THIRUVANANTHAPURAM: The Comptroller and Auditor General (CAG) has rapped the State Government for deficiencies in executing theThiruvananthapuram City Road Improvement Project (CRIP) and the circumstances under which the government had to pay Rs 125 crore to the Thiruvananthapuram Road Development Company Ltd (TRDCL) as compensation.
The CAG Report for the year ended March 2011 has also picked loopholes in the original agreement executed between the Kerala Road Fund Board (KRFB) and TRDCL for undertaking CRIP as a PPP project under the BOT scheme.
CAG identified KRFB’s failure to provide encumbrance-free land to TRDCL - a condition in the agreement - as the basis for the whole fiasco. Besides, the KRFB also included an arbitration clause in the agreement, despite a Government Order of 1985 stating that incorporation of the arbitration clause could seriously jeopardise the government’s interests ‘owing to risk of misuse and consequent loss to the government.’
The CAG also noted that the government had incurred the arbitration liability of Rs 125 crore while the total estimated cost was Rs 140 crore for the project!
On Friday, Principal Accountant General (Civil and Commercial Audit), Kerala, G N Sunder Rajan said here that proper records of the project were not maintained.
It was in March, 2004, that KRFB awarded the Rs 140 crore work to TRDCL. As per the agreement, the payment was to be made to TRDCL as six-monthly annuities of Rs 17.75 crore for 15 years starting from November 16, 2006. The work included widening 12 road corridors of a total length of 42 kms, strengthening of road surfaces, improvement of junctions and construction of flyovers. The project was to be completed by November 2006.
For seven years, the work lay incomplete with KRFB failing to provide the land between April 15, 2004, and December 30, 2004.
“Smooth execution was critically dependent on a free site. Given a tight schedule of 30 months for execution of the project, the problems relating to an encumbrance-free site such as litigations, procedural formalities and disputes should have been sorted out before award of the work,” the CAG noted. The KRFB action was also in violation of the procedures laid down in the KRFB manual, according to the report.
In November 2006, TRDCL stopped work and demanded a compensation of Rs 120 crore citing cost escalation and other issues. KITCO assessed the compensation to be Rs 21 crore, and before the arbitration tribunal TRDCL demanded Rs 267.01 crore.

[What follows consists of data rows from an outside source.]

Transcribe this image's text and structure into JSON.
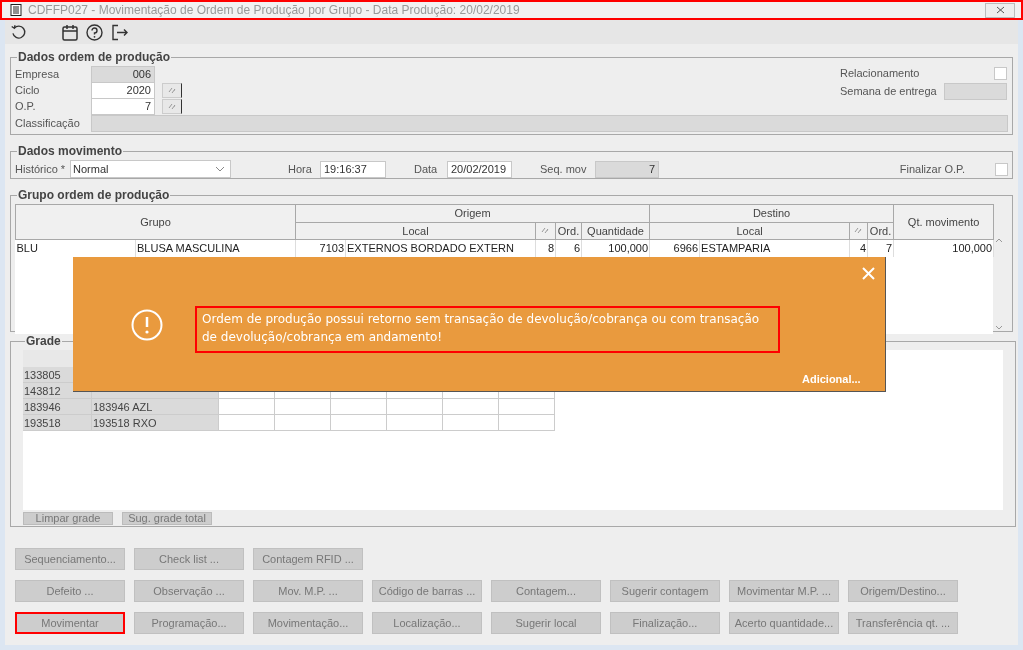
{
  "window": {
    "title": "CDFFP027 - Movimentação de Ordem de Produção por Grupo - Data Produção: 20/02/2019",
    "highlighted": true
  },
  "dados_ordem": {
    "title": "Dados ordem de produção",
    "fields": [
      {
        "label": "Empresa",
        "value": "006",
        "disabled": true,
        "lookup": false
      },
      {
        "label": "Ciclo",
        "value": "2020",
        "disabled": false,
        "lookup": true
      },
      {
        "label": "O.P.",
        "value": "7",
        "disabled": false,
        "lookup": true
      }
    ],
    "relacionamento": {
      "label": "Relacionamento",
      "checked": false
    },
    "semana": {
      "label": "Semana de entrega",
      "disabled": true
    },
    "classificacao": {
      "label": "Classificação",
      "disabled": true
    }
  },
  "dados_movimento": {
    "title": "Dados movimento",
    "historico": {
      "label": "Histórico *",
      "value": "Normal"
    },
    "hora": {
      "label": "Hora",
      "value": "19:16:37"
    },
    "data": {
      "label": "Data",
      "value": "20/02/2019"
    },
    "seq_mov": {
      "label": "Seq. mov",
      "value": "7",
      "disabled": true
    },
    "finalizar": {
      "label": "Finalizar O.P.",
      "checked": false
    }
  },
  "grupo": {
    "title": "Grupo ordem de produção",
    "header": {
      "grupo": "Grupo",
      "qt_movimento": "Qt. movimento",
      "origem": {
        "label": "Origem",
        "local": "Local",
        "ord": "Ord.",
        "quantidade": "Quantidade"
      },
      "destino": {
        "label": "Destino",
        "local": "Local",
        "ord": "Ord."
      }
    },
    "rows": [
      {
        "cells": [
          "BLU",
          "BLUSA MASCULINA",
          "7103",
          "EXTERNOS BORDADO EXTERN",
          "8",
          "6",
          "100,000",
          "6966",
          "ESTAMPARIA",
          "4",
          "7",
          "100,000"
        ]
      }
    ]
  },
  "grade": {
    "title": "Grade",
    "rows": [
      {
        "code": "133805"
      },
      {
        "code": "143812"
      },
      {
        "code": "183946",
        "name": "183946 AZL"
      },
      {
        "code": "193518",
        "name": "193518 RXO"
      }
    ],
    "buttons": [
      "Limpar grade",
      "Sug. grade total"
    ]
  },
  "buttons": [
    [
      {
        "label": "Sequenciamento...",
        "highlighted": false
      },
      {
        "label": "Check list ...",
        "highlighted": false
      },
      {
        "label": "Contagem RFID ...",
        "highlighted": false
      }
    ],
    [
      {
        "label": "Defeito ...",
        "highlighted": false
      },
      {
        "label": "Observação ...",
        "highlighted": false
      },
      {
        "label": "Mov. M.P. ...",
        "highlighted": false
      },
      {
        "label": "Código de barras ...",
        "highlighted": false
      },
      {
        "label": "Contagem...",
        "highlighted": false
      },
      {
        "label": "Sugerir contagem",
        "highlighted": false
      },
      {
        "label": "Movimentar M.P. ...",
        "highlighted": false
      },
      {
        "label": "Origem/Destino...",
        "highlighted": false
      }
    ],
    [
      {
        "label": "Movimentar",
        "highlighted": true
      },
      {
        "label": "Programação...",
        "highlighted": false
      },
      {
        "label": "Movimentação...",
        "highlighted": false
      },
      {
        "label": "Localização...",
        "highlighted": false
      },
      {
        "label": "Sugerir local",
        "highlighted": false
      },
      {
        "label": "Finalização...",
        "highlighted": false
      },
      {
        "label": "Acerto quantidade...",
        "highlighted": false
      },
      {
        "label": "Transferência qt. ...",
        "highlighted": false
      }
    ]
  ],
  "toast": {
    "message": "Ordem de produção possui retorno sem transação de devolução/cobrança ou com transação de devolução/cobrança em andamento!",
    "highlighted": true,
    "link": "Adicional..."
  }
}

Later, KRFB agreed to a non-speaking award (an award made without giving reasons) and a compensation of Rs 125 crore was awarded in favour of TRDCL.
Although in September 2011, the State Government argued that it accepted the non-speaking award mainly to reduce the prolonged process involved in arbitration, it was silent about deficiencies in the original agreement. “The argument of the government is not acceptable as the decision of the government was in violation of the original agreement and was clearly a favour to TRDCL,” the CAG noted.